EXERCISE AIM:
Return every line of the data below word for word, including the punctuation.

DATA SECTION:

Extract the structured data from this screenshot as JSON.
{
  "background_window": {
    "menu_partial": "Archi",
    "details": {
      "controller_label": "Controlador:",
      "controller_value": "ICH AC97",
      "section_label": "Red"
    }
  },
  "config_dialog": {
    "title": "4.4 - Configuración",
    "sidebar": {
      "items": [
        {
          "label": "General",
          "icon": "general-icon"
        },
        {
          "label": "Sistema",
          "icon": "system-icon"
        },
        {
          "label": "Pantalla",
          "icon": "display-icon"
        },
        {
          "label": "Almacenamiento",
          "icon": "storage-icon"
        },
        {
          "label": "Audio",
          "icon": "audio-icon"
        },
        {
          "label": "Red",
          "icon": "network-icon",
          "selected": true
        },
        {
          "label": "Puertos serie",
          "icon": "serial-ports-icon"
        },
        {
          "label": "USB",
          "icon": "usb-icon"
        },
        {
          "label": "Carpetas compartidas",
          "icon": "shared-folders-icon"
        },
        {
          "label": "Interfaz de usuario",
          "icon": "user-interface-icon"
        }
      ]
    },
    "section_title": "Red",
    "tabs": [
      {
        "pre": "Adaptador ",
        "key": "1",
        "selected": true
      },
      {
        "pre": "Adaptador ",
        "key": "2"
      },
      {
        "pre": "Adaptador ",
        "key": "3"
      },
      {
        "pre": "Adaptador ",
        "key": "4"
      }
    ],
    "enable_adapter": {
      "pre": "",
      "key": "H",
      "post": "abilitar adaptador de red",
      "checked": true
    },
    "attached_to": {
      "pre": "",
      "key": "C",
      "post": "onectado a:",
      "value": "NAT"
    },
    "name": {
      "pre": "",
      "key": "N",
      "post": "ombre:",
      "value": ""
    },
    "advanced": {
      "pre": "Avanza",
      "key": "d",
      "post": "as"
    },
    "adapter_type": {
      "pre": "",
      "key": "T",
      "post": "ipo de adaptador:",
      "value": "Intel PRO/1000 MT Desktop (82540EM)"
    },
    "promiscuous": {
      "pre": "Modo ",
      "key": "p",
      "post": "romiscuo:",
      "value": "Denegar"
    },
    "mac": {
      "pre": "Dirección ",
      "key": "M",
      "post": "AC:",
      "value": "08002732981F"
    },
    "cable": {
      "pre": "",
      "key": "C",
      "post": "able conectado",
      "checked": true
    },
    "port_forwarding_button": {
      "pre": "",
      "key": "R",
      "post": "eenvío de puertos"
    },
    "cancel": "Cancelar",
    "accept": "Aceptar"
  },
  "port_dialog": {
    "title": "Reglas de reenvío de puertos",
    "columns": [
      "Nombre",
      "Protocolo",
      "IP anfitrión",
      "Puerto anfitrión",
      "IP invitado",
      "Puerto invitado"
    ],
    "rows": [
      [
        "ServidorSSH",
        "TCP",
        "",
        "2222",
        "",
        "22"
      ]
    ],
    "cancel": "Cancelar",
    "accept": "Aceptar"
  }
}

TASK RESULT:
Extract the structured data from this screenshot as JSON.
{
  "background_window": {
    "menu_partial": "Archi",
    "details": {
      "controller_label": "Controlador:",
      "controller_value": "ICH AC97",
      "section_label": "Red"
    }
  },
  "config_dialog": {
    "title": "4.4 - Configuración",
    "sidebar": {
      "items": [
        {
          "label": "General",
          "icon": "general-icon"
        },
        {
          "label": "Sistema",
          "icon": "system-icon"
        },
        {
          "label": "Pantalla",
          "icon": "display-icon"
        },
        {
          "label": "Almacenamiento",
          "icon": "storage-icon"
        },
        {
          "label": "Audio",
          "icon": "audio-icon"
        },
        {
          "label": "Red",
          "icon": "network-icon",
          "selected": true
        },
        {
          "label": "Puertos serie",
          "icon": "serial-ports-icon"
        },
        {
          "label": "USB",
          "icon": "usb-icon"
        },
        {
          "label": "Carpetas compartidas",
          "icon": "shared-folders-icon"
        },
        {
          "label": "Interfaz de usuario",
          "icon": "user-interface-icon"
        }
      ]
    },
    "section_title": "Red",
    "tabs": [
      {
        "pre": "Adaptador ",
        "key": "1",
        "selected": true
      },
      {
        "pre": "Adaptador ",
        "key": "2"
      },
      {
        "pre": "Adaptador ",
        "key": "3"
      },
      {
        "pre": "Adaptador ",
        "key": "4"
      }
    ],
    "enable_adapter": {
      "pre": "",
      "key": "H",
      "post": "abilitar adaptador de red",
      "checked": true
    },
    "attached_to": {
      "pre": "",
      "key": "C",
      "post": "onectado a:",
      "value": "NAT"
    },
    "name": {
      "pre": "",
      "key": "N",
      "post": "ombre:",
      "value": ""
    },
    "advanced": {
      "pre": "Avanza",
      "key": "d",
      "post": "as"
    },
    "adapter_type": {
      "pre": "",
      "key": "T",
      "post": "ipo de adaptador:",
      "value": "Intel PRO/1000 MT Desktop (82540EM)"
    },
    "promiscuous": {
      "pre": "Modo ",
      "key": "p",
      "post": "romiscuo:",
      "value": "Denegar"
    },
    "mac": {
      "pre": "Dirección ",
      "key": "M",
      "post": "AC:",
      "value": "08002732981F"
    },
    "cable": {
      "pre": "",
      "key": "C",
      "post": "able conectado",
      "checked": true
    },
    "port_forwarding_button": {
      "pre": "",
      "key": "R",
      "post": "eenvío de puertos"
    },
    "cancel": "Cancelar",
    "accept": "Aceptar"
  },
  "port_dialog": {
    "title": "Reglas de reenvío de puertos",
    "columns": [
      "Nombre",
      "Protocolo",
      "IP anfitrión",
      "Puerto anfitrión",
      "IP invitado",
      "Puerto invitado"
    ],
    "rows": [
      [
        "ServidorSSH",
        "TCP",
        "",
        "2222",
        "",
        "22"
      ]
    ],
    "cancel": "Cancelar",
    "accept": "Aceptar"
  }
}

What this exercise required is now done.